Australian deathcore group Boris The Blade
formed in 2010 from Melbourne, and has since gained a decent underground following with their debut EP "Tides of Damnation
" released in 2011. They later struck large with renowned labels such as Century
Media and Siege
Of Amida, and afterwards, they unleashed their first full-length called "The Human
Hive" in 2014.
The musicianship in this album is very good. The vocals, while nothing too special, do deliver in their aggression, something that is quite essential in a death metal or deathcore release. The guitars and drums, on the other hand, are where the band's instrumental prowess mostly lies; both are performed with a lot of complexity without losing its ground, and they lend themselves to a handful of memorable parts throughout the record's running time.
Former guitarist Roman Koester, who also mixed for bands such as The Red Shore
and Deez Nuts
, is the one behind the record's production, and it turned out great here. It manages to underline every blast beat and breakdown to make them sound powerful and resonant. It certainly works a lot in the album's favor.
Even though this album is essentially a specimen of technical deathcore, it does seem to take in some black/death metal influence along the lines of acts such as Behemoth
, partially thanks to its stellar production.
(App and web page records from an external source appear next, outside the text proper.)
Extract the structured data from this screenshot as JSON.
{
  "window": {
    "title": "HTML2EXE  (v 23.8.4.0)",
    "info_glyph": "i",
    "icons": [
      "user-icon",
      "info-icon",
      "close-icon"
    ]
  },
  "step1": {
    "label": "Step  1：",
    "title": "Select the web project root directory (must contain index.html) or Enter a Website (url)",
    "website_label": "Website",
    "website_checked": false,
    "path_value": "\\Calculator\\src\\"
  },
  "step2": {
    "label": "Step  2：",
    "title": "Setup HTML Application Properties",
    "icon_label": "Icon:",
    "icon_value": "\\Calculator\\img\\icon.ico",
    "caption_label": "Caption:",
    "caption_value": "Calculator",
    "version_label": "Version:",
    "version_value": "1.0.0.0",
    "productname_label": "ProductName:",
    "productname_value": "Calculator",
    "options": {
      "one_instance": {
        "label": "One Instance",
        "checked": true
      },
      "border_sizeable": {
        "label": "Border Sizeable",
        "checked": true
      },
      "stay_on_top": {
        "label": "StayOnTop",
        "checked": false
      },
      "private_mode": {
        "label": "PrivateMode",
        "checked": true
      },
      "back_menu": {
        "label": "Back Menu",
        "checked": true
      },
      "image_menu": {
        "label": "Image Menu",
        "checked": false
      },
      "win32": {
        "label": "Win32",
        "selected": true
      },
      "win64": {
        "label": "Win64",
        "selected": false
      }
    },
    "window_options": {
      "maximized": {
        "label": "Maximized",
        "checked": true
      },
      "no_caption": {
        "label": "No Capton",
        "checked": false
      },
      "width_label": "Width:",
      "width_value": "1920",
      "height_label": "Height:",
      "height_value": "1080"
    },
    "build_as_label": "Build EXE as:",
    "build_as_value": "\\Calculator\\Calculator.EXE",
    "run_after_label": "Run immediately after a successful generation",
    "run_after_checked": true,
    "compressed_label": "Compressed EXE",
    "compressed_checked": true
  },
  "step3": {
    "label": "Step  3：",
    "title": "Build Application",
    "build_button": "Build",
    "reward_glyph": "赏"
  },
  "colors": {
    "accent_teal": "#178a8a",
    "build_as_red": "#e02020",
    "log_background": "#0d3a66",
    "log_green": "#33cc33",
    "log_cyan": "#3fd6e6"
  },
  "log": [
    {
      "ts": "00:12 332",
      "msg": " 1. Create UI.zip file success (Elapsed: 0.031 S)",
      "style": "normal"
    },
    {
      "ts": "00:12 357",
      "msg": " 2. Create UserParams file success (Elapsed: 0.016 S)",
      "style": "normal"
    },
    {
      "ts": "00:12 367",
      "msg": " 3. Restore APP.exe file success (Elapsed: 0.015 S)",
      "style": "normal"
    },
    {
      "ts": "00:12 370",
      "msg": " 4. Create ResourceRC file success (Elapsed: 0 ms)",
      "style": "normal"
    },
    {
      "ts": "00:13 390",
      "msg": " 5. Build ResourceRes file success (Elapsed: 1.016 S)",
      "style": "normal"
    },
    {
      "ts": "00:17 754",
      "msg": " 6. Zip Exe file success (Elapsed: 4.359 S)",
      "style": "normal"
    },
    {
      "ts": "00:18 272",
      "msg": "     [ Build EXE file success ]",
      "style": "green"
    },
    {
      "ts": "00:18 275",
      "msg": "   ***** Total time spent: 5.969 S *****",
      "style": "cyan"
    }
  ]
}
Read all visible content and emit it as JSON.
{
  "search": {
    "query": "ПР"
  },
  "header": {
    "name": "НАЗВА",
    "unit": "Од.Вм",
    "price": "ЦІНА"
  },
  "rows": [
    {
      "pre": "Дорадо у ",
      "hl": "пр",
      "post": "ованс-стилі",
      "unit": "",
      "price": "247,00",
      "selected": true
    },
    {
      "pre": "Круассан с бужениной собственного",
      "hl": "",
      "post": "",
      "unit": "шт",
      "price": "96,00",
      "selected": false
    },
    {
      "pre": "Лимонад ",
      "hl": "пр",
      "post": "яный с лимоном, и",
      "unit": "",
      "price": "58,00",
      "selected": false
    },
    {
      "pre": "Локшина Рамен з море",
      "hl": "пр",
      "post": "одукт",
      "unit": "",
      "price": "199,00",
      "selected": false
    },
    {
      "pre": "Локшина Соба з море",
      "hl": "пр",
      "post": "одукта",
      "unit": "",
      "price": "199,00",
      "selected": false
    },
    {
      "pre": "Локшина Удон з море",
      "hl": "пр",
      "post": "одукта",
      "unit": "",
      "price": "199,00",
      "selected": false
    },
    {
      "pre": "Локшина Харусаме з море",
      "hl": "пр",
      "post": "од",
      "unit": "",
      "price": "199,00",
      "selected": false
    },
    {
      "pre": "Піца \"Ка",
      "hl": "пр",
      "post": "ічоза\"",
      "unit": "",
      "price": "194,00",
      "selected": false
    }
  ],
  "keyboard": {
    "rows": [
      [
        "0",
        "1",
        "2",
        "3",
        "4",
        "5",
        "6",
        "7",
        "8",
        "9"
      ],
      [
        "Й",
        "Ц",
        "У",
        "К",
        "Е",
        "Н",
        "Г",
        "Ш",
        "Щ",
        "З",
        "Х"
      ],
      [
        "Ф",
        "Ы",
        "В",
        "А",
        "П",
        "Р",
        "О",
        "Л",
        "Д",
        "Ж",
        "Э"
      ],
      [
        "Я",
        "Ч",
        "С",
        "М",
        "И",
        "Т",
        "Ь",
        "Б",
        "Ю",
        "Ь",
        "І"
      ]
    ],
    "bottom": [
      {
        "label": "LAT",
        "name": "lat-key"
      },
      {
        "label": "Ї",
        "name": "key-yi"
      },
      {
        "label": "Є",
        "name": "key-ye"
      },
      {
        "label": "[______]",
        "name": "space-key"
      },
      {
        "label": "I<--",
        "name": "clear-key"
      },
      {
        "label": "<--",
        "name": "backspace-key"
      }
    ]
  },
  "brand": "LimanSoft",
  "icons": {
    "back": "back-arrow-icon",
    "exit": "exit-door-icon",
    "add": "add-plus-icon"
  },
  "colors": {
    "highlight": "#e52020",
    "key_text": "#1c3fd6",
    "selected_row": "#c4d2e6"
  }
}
This does very much add to the sinister, brutal sound that this band is clearly trying to get across. On top of that, structure-wise, "The Human
Hive" just about hits all of the check marks. For the most part, the songs know when to be slow and when to be fast, proving to have a good amount of dynamic without betraying their flow.
There are two major highlights in this album's tracklist: The first is "Mortal Procession
," which demonstrates the record's great sense of speed and dynamic the best out of all the tracks. Similar things can be said for the other highlight that this release has to offer, simply entitled "Desolation
." It also tackles the aforementioned aspects very nicely, second only to the former song. Though the album as a whole is very decent, these two appear to stand out the most.
The major problem with "The Human
Hive," however, is that after a while, it does begin to lose some steam. There are times where the songs tend to feel a little repetitive, resulting in the release as a whole not being quite as strong as it could have been. Along with that, songs such as "Atrophy
," while not necessarily bad, do feel too underwhelming in terms of making a lasting impact.
In spite of that, however, "The Human
Hive" is a fairly strong deathcore piece. Even though its edge does start to fade as it goes on, it still boasts impressive musicianship, solid structuring, great sound mixing, and some good highlights. Although it could have held its ground a bit sturdier if the tracks were more deep and diverse, anyone who even remotely enjoys the deathcore genre may want to keep their eyes peeled on this group.
Originally posted on: http://metaljerky.blogspot.com/